The bright future of our theater seniors


Sara Guttierrez '23

Seniors in the cast and crew of “Little Shop of Horrors” made the most of their last FSH production by cherishing the time they had left together. Left to right: Sara Green ‘23, Siena Urquiza ‘23, Sara Gutierrez ‘23, Mia Murillo ‘23 and Ava King ‘23.

On the closing night of FSH’s spring production of “Little Shop of Horrors”, as the seniors read their farewell speeches, a sense of community pervaded the theater. For many in the cast and crew, this day marked the end of their high school theater career, but certainly not the end of their time in theater. As they head upstage and upwards, we know our theater seniors are prepared to flourish wherever they may go.

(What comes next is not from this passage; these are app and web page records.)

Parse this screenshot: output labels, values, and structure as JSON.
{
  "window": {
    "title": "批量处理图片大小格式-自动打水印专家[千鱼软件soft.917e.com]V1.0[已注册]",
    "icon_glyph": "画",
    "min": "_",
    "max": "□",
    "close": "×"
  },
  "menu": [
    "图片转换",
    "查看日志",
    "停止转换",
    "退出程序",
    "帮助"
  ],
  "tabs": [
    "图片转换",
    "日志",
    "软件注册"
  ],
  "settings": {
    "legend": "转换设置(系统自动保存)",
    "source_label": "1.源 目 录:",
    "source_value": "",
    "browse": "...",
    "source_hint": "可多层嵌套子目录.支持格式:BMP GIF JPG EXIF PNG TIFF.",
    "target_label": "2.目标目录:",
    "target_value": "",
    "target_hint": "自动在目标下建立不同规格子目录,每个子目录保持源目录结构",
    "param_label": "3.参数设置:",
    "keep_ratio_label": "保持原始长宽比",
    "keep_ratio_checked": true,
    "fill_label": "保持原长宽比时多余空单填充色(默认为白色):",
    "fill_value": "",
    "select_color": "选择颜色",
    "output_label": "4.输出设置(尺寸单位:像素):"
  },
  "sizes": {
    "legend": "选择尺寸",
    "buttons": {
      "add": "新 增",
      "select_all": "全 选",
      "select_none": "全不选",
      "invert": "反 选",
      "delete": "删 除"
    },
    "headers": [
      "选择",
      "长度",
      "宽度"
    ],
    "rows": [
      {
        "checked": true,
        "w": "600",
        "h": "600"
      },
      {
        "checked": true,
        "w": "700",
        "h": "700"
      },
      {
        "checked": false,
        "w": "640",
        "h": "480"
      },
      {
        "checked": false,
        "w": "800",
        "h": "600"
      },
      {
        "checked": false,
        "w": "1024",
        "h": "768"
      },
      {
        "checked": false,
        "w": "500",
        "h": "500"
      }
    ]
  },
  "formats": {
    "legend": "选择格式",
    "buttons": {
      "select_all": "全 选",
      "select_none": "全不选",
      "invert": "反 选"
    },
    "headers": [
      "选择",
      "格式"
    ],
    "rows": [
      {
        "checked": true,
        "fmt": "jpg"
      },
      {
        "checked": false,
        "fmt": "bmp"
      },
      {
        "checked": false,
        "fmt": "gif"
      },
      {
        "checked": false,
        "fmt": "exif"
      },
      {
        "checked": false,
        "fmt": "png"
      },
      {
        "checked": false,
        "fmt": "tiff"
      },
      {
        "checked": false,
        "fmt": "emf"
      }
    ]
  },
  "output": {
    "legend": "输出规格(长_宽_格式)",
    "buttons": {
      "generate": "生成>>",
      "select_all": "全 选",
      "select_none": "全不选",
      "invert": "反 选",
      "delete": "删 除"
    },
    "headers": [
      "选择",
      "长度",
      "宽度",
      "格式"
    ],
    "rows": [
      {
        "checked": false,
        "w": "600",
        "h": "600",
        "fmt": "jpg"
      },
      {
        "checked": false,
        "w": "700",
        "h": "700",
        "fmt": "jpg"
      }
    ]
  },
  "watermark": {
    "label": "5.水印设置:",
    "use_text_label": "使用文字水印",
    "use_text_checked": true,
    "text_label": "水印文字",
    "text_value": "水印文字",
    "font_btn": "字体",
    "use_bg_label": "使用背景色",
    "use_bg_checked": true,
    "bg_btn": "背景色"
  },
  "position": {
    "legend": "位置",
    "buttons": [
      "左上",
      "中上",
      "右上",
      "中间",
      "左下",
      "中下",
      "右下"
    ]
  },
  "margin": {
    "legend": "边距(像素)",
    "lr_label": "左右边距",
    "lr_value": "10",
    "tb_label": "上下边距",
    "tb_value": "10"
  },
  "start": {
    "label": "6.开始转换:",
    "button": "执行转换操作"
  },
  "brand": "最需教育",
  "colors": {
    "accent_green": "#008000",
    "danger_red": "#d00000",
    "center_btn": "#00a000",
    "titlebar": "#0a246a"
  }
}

Those who have participated in theater know what a formative and impactful experience it can be. Theater offers so much, teaching participants and viewers alike not just about the world they live in but also about themselves. For some, their time in theater has inspired their ambitions and represents their dreams.

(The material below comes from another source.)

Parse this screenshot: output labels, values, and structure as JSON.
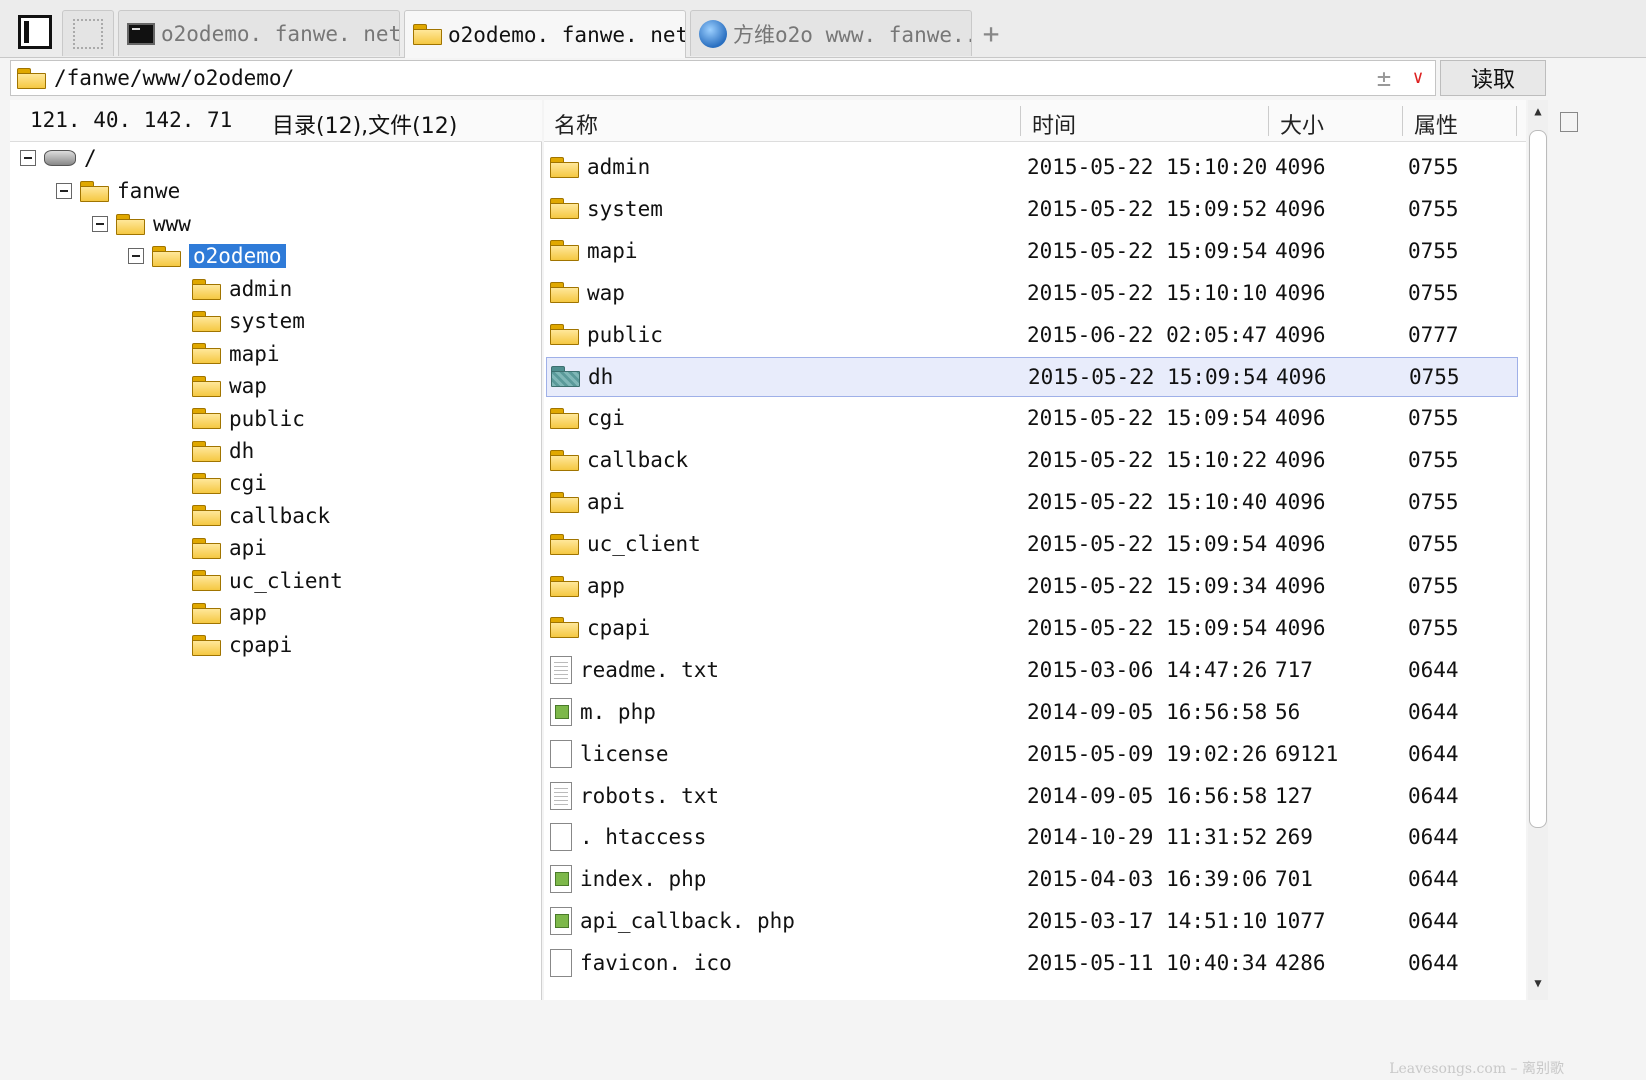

Some knew as early as freshman year that their time in theater would not end with FSH. Others reflect that their decision to pursue theater and theater-related crafts in college was a gradual process and the support they received from faculty was integral to their choice.

“The support of Miss Mac and Johnny encouraging me and telling me that I was really good at what I was doing, made me take the risk … to pursue this in the future,” Sara Gutierrez ‘23 said.

On the Hill, theater students are able to step into theater confidently or expand upon previous knowledge, and after four years of experience, the seniors are ready to take on college. Of course, some apprehension is to be expected, but seniors rest assured knowing their background has prepared them for what’s to come.  Ava King ‘23 will be attending Denison University in the fall. 

“It’s a little intimidating, college is a bigger environment, so there’s more competition for everything. But ultimately, I’m really excited about the theater community at Denison and it reminds me a lot of the community at FSHA,” King said.

With the curtain about close on their high school careers, these seniors look back on their experiences with fondness. Theater is cherished by many not just because of the productions but also because of the bonds that are made along the way. Unfortunately, for those graduating from FSH theater, this makes leaving the community behind all the more difficult.

“[Theater] helped me make a lot of friends, most of my friends came through theater. I was a really shy person before, but I feel like FSHA Theater helped me open up a lot and make connections with people,” Mia Murillo ‘23 said.

Beyond fostering friendships, theater has played a considerable role in the seniors’ lives, encouraging them to learn and grow.

“I’ve learned so much about life, the arts and theater, and everything as a whole,” said Gutierrez.

With the support they’ve received, the friendships they’ve formed, and the transformation they’ve experienced, it’s no wonder these seniors will pursue theater and continue to treasure the activity that has meant so much to them.

“Having people around you who are incredibly dedicated to what they’re doing, but who also care so deeply about you, that’s something that I wanted to talk about in my senior speech. I have never felt so deeply loved, as I have in theater at FSHA,” King said.

Theater on the Hill manifests itself in many different ways: an outlet, a safe haven, and a community. Indeed, Ms. Jane McEneaney’s motto “Ubuntu”, meaning “I am because we are,” rings true. As the theater seniors pursue future endeavors, we hope they will keep those words in mind – we certainly will!